|Rapid upregulation of GLUT-4 and MCT-4 expression during 16 h of heavy intermittent cycle exercise.|
Green, HJ; Duhamel, TA; Holloway, GP; Moule, JW; Ranney, DW; Tupling, AR; Ouyang, J
American journal of physiology. Regulatory, integrative and comparative physiology

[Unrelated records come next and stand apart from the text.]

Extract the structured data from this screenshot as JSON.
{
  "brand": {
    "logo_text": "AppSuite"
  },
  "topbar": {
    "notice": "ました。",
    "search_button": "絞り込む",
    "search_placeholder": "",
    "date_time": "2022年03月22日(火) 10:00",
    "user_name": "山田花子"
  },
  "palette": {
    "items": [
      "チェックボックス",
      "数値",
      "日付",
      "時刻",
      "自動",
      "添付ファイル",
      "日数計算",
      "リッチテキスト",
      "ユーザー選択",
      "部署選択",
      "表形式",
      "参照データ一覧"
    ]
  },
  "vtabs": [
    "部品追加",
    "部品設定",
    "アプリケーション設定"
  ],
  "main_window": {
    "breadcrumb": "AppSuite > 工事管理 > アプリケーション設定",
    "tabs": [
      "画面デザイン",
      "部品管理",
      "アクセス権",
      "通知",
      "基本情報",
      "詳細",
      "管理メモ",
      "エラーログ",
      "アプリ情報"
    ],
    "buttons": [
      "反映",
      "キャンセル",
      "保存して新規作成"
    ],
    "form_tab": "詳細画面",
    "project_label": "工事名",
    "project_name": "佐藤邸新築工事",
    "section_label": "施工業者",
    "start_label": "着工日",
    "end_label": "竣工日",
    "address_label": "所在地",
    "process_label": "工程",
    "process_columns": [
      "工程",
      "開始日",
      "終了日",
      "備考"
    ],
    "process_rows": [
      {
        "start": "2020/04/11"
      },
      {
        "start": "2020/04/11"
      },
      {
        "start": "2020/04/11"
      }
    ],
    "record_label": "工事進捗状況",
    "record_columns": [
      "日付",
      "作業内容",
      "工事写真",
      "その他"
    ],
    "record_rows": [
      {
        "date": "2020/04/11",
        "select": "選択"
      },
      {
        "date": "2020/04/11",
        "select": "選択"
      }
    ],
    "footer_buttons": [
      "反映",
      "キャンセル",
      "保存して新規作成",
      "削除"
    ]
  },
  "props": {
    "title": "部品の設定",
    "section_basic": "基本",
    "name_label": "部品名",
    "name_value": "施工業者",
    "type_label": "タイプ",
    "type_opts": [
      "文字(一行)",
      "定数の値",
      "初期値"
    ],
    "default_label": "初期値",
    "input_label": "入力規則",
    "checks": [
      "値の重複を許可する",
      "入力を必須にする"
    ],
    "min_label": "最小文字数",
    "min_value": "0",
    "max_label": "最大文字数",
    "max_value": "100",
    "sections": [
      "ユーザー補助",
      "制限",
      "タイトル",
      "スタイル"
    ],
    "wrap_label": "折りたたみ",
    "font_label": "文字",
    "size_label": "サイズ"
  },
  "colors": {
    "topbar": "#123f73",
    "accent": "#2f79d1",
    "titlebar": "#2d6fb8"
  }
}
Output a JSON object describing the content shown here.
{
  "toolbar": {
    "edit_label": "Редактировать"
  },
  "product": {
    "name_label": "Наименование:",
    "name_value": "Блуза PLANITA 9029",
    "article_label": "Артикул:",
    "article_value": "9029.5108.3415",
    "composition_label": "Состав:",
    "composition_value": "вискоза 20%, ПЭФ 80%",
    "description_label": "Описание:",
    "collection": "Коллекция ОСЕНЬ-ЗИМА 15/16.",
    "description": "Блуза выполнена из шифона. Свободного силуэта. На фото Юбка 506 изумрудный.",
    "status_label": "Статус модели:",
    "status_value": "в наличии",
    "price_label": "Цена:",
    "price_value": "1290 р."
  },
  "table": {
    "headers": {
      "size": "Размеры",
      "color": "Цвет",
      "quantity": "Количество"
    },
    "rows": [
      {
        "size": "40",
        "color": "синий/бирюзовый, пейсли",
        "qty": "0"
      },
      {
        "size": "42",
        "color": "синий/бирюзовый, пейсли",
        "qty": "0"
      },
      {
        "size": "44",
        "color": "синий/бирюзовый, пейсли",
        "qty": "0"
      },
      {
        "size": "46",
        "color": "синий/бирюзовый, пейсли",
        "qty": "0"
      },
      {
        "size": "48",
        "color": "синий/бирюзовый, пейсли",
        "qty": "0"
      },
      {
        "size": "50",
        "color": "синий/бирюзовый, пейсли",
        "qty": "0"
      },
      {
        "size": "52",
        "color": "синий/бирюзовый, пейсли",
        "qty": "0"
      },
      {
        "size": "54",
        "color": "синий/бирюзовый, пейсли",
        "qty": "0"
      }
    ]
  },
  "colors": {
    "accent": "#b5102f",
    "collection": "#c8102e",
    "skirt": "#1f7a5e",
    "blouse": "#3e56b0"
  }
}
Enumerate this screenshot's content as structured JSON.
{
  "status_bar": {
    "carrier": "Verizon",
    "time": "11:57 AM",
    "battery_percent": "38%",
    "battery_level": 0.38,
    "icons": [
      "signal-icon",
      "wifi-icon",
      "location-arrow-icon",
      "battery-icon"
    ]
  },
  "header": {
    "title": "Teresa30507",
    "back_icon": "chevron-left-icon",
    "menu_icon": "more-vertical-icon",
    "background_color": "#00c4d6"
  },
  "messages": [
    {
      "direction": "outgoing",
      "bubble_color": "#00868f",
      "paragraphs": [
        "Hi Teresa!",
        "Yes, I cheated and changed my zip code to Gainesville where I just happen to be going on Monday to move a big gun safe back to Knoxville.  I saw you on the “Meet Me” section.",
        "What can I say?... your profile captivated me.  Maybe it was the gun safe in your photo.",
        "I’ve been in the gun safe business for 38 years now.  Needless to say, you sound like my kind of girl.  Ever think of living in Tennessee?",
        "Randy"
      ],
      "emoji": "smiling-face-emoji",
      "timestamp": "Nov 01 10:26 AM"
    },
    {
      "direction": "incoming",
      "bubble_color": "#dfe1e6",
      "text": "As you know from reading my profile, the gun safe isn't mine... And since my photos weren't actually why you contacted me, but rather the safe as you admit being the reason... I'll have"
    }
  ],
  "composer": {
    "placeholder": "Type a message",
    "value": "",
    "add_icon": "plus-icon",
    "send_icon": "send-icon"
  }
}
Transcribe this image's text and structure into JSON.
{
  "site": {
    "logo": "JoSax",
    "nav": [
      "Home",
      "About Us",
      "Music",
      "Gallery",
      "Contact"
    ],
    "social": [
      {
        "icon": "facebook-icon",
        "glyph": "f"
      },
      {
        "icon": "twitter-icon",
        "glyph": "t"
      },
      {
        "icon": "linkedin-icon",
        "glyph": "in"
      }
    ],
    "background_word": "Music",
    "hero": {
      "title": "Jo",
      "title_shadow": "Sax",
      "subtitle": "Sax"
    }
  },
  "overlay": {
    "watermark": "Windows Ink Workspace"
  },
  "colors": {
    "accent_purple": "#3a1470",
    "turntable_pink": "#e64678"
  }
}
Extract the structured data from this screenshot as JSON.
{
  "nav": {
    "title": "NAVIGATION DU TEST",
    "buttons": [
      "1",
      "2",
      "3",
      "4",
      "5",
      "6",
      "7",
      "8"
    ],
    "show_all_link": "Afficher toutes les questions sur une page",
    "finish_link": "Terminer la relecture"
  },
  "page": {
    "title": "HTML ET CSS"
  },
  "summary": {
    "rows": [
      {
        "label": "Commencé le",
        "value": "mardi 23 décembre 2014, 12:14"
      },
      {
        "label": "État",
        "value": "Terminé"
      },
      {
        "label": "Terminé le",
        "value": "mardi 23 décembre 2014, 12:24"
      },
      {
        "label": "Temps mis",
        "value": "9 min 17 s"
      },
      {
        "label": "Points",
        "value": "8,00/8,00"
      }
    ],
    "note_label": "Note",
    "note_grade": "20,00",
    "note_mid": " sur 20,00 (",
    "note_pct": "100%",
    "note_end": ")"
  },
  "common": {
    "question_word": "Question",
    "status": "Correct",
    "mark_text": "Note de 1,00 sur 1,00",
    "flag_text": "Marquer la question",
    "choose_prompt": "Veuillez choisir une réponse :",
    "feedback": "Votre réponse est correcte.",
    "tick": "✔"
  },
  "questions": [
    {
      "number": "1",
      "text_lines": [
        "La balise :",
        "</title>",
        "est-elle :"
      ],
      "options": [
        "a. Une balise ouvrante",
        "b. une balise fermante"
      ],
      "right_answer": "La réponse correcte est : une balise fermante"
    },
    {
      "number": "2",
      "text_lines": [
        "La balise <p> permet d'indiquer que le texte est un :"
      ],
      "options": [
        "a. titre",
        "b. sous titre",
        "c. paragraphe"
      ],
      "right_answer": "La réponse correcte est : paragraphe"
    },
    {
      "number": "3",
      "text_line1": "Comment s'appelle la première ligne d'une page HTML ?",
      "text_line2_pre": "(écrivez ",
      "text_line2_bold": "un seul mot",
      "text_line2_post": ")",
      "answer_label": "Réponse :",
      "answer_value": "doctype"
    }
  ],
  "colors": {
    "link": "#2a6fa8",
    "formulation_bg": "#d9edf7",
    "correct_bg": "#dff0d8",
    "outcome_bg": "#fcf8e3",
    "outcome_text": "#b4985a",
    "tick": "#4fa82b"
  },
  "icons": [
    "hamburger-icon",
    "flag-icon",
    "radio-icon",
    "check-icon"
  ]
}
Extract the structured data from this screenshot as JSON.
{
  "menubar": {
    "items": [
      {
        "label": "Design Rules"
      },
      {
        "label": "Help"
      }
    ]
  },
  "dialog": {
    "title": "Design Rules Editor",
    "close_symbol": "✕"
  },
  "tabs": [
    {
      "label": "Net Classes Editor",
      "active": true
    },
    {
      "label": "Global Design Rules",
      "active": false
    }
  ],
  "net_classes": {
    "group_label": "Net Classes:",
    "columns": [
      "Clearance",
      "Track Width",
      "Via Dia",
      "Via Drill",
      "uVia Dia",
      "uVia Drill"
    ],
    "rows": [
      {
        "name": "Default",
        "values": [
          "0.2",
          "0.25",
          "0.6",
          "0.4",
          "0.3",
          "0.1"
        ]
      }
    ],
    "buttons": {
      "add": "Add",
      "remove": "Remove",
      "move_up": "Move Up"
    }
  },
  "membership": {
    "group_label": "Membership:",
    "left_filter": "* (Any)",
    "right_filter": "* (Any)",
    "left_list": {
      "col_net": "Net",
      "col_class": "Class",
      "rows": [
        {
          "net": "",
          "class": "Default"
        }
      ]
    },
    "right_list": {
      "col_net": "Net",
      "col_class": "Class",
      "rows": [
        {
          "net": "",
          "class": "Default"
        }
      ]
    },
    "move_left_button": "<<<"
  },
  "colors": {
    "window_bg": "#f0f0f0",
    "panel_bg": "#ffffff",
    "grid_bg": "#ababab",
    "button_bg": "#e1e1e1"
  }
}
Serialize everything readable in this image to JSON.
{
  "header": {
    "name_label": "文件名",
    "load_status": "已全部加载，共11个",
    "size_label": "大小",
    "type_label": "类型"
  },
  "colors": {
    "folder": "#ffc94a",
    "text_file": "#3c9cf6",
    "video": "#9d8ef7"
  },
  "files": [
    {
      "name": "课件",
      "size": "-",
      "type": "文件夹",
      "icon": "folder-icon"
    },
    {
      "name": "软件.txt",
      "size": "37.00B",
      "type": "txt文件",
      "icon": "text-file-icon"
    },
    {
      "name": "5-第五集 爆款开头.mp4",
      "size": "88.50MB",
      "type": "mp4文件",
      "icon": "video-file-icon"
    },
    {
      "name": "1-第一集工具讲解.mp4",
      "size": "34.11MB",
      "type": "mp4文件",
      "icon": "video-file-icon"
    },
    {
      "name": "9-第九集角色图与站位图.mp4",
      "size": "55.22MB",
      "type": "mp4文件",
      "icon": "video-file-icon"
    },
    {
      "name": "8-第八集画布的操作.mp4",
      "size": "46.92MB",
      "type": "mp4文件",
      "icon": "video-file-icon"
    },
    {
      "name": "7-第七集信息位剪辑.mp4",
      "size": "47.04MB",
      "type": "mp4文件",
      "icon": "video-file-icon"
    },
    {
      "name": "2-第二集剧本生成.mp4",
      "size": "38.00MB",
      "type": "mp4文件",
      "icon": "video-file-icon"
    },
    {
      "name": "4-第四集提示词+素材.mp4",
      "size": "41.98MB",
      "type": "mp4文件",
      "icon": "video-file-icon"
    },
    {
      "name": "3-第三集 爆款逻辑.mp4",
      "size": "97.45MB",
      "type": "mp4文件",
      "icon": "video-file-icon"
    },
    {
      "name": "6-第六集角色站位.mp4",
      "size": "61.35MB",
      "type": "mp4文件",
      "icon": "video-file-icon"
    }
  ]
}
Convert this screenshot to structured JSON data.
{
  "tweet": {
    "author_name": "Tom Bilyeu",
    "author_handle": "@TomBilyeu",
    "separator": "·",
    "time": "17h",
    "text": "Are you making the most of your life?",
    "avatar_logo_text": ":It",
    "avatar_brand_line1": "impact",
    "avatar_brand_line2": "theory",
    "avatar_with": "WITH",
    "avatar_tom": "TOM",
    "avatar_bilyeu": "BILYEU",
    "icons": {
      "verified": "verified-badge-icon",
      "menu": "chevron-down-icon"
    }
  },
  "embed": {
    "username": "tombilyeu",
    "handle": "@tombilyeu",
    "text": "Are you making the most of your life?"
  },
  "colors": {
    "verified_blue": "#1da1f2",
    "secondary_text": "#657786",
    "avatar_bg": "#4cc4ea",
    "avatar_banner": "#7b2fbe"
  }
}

In this study, we have investigated the hypothesis that an exercise protocol designed to repeatedly induce a large dependence on carbohydrate and large increases in glycolytic flux rate would result in rapid increases in the principal glucose and lactate transporters in working muscle, glucose transporter (GLUT)-4 and monocarboxylate transporter (MCT)4, respectively, and in activity of hexokinase (Hex), the enzyme used to phosphorylate glucose. Transporter abundance and Hex activity were assessed in homogenates by Western blotting and quantitative chemiluminescence and fluorometric techniques, respectively, in samples of tissue obtained from the vastus lateralis in 12 untrained volunteers [peak aerobic power (.VO(2peak)) = 44.3 +/- 2.3 ml.kg(-1).min(-1)] before cycle exercise at repetitions 1 (R1), 2 (R2), 9 (R9), and 16 (R16). The 16 repetitions of the exercise were performed for 6 min at approximately 90% .VO(2peak), once per hour. Compared with R1, GLUT-4 increased (P less than 0.05) by 28% at R2 and remained elevated (P less than 0.05) at R9 and R16. For MCT-4, increases (P less than 0.05) of 24% were first observed at R9 and persisted at R16. No changes were observed in GLUT-1 and MCT-1 or in Hex activity. The approximately 17- to 24-fold increase (P less than 0.05) in muscle lactate observed at R1 and R2 was reduced (P less than 0.05) to an 11-fold increase at R9 and R16. It is concluded that an exercise protocol designed to strain muscle carbohydrate reserves and to result in large increases in lactic acid results in a rapid upregulation of both GLUT-4 and MCT-4.